Duke Energy pleads guilty to environmental crimes

May 22, 2015

The U.S. Environmental Protection Agency (EPA) recently announced that North Carolina-based Duke Energy Corporation, the largest electric power holding company in the United States, pled guilty to nine criminal violations of the Clean Water Act in several of its facilities.

Federal prosecutors filed criminal charges against Duke Energy earlier this year, accusing the company of violating the Clean Water Act by dumping millions of gallons of toxic coal ash into the Dan River in North Carolina and failing to maintain equipment around at least two plants.

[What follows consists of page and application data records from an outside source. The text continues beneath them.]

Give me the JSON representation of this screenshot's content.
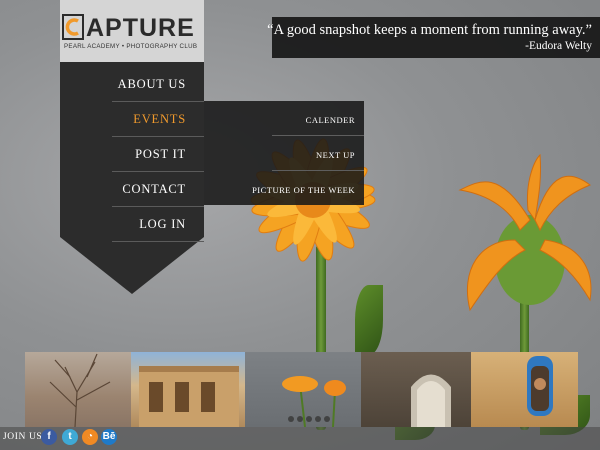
{
  "logo": {
    "word": "APTURE",
    "subtitle": "PEARL ACADEMY • PHOTOGRAPHY CLUB",
    "accent_color": "#f19a2c"
  },
  "nav": {
    "items": [
      {
        "label": "ABOUT US",
        "active": false
      },
      {
        "label": "EVENTS",
        "active": true
      },
      {
        "label": "POST IT",
        "active": false
      },
      {
        "label": "CONTACT",
        "active": false
      },
      {
        "label": "LOG IN",
        "active": false
      }
    ]
  },
  "submenu": {
    "items": [
      {
        "label": "CALENDER"
      },
      {
        "label": "NEXT UP"
      },
      {
        "label": "PICTURE OF THE WEEK"
      }
    ]
  },
  "quote": {
    "text": "“A good snapshot keeps a moment from running away.”",
    "author": "-Eudora Welty"
  },
  "gallery": {
    "thumbnails": [
      "dry-branches",
      "stone-temple",
      "orange-flowers",
      "stone-archway",
      "blue-window-child"
    ],
    "slides": 5,
    "active_slide": 0
  },
  "footer": {
    "join_label": "JOIN US",
    "social": [
      {
        "icon": "facebook-icon",
        "glyph": "f",
        "color": "#3b5ba0"
      },
      {
        "icon": "twitter-icon",
        "glyph": "t",
        "color": "#3fa9d5"
      },
      {
        "icon": "rss-icon",
        "glyph": "◔",
        "color": "#f08a24"
      },
      {
        "icon": "behance-icon",
        "glyph": "Bē",
        "color": "#1f7ac8"
      }
    ]
  }
}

Duke Energy had already negotiated a plea bargain with the federal government when the charges were revealed. The recent court proceedings finalized the deal. The company will pay a total of $102 million in fines and restitution as part of the guilty plea.

"In the court hearing, prosecutors gave multiple examples where Duke employees knew or were warned that they were discharging pollution into the state's waterways and they were slow to do anything or took no action at all," the Associated Press reported.

According to the Justice Department the plea agreement will work to prevent this type of environmental disaster from occurring again in North Carolina. Duke Energy will be required to follow an independently verifiable program to ensure that they comply with state and federal laws.

"The massive coal ash spill into North Carolina's Dan River last year was a crime and it was the result of repeated failures by Duke Energy's subsidiaries to exercise controls over coal ash facilities," said Assistant Attorney General John C. Cruden of the Justice Department's Environment and Natural Resources Division.

Environmental consultants can assist companies like Duke Energy in complying with all laws and regulations.